If the character development is thin, what exactly keeps us interested in what happens to these people? A part of that answer comes from the dynamic between Boyce and Chloe (Mathilde Ollivier) a French villager who lets the Americans hide in her home. Chloe has felt the wrath of the Nazi occupation first hand; trying to stay strong for what family she has left. Boyce gravitates toward this, and while their connection is not romantic, we get the sense that the two meet on an equal level with their hatred toward the Nazis. That element works all the better when Chloe picks up a gun and joins the squad in their mission.
But enough about all that. You’re probably here to find out how good the horror is, aren’t you? Well, dear reader, it’s safe to say that you will walk away fully satisfied with the amount of blood and guts you’ll get here. The make up and gore effects are easily the main attraction, and Overlord doesn’t disappoint. Even though the camera relies too heavily on nauseating hand held shakiness (the parachute scene is a mess of incomprehensibility), the depiction of the “monsters” more than make up for it. There’s an old-school, mad scientist vibe going on. The bunker, with its strange machinery and weird contraptions, call to mind the sets and props from Frankenstein (1931). The “experiments” are conceived with what appears to be a combination of practical make up and CGI effects, allowing bodies to twist and bones to break in odd angles. Seeing someone transform is gruesome but strangely impressive.
If there’s one thing to take away from all this, it’s that Avery and his team simply wanted to make a fun experience where the good guys take on the bad guys with unrelenting glee. Yes, this is overly violent, and parents with young kids should steer far away. But for those of you who are of the right age and enjoy a good midnight movie with plenty of body horror, then this is right up your alley. Want to see Nazis get shot in the face? Step on up! Want to see a badass chick take down monsters with a flamethrower? You’ve come to the right place! No, this isn’t the gonzo event that advertisements are making it out to be, but it definitely commits to an attitude that is commendable.
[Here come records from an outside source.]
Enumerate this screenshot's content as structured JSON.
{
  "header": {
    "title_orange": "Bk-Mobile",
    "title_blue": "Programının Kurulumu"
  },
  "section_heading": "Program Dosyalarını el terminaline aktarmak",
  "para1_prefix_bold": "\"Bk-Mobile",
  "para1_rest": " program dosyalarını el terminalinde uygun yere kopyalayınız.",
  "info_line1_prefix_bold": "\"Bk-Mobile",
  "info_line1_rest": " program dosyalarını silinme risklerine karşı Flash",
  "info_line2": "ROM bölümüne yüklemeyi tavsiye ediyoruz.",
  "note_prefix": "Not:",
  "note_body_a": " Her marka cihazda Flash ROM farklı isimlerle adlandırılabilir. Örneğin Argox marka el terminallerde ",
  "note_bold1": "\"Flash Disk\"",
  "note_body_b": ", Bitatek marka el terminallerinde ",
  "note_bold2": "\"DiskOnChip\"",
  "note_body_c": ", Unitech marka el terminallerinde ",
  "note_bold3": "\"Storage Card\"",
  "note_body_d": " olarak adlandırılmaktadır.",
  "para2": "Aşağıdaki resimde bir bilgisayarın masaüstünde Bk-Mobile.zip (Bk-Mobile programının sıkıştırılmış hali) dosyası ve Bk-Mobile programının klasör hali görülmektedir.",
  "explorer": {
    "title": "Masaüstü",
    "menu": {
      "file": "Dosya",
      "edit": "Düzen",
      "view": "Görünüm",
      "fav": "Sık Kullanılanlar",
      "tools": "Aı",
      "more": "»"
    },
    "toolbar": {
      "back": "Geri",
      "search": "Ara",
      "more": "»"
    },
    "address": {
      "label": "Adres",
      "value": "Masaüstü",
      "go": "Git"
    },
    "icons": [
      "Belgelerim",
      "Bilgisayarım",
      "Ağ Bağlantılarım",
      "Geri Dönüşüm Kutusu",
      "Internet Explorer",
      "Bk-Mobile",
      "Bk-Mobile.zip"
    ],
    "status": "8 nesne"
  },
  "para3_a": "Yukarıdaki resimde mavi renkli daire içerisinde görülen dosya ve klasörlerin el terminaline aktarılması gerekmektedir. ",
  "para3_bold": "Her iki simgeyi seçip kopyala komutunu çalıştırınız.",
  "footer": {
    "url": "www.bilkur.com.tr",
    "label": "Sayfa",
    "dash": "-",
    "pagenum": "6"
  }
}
Overlord is not the best WWII film ever made. Neither is it the best horror film ever made. But it somehow balances the two sides well. As crazy and ridiculous as it gets in the second half, not at one point did I think that it lost its focus. It sets out with a specific goal in mind and doesn’t waver from it. This is a good example of how the success of a film isn’t based on “what” the story is about, but “how” it’s told.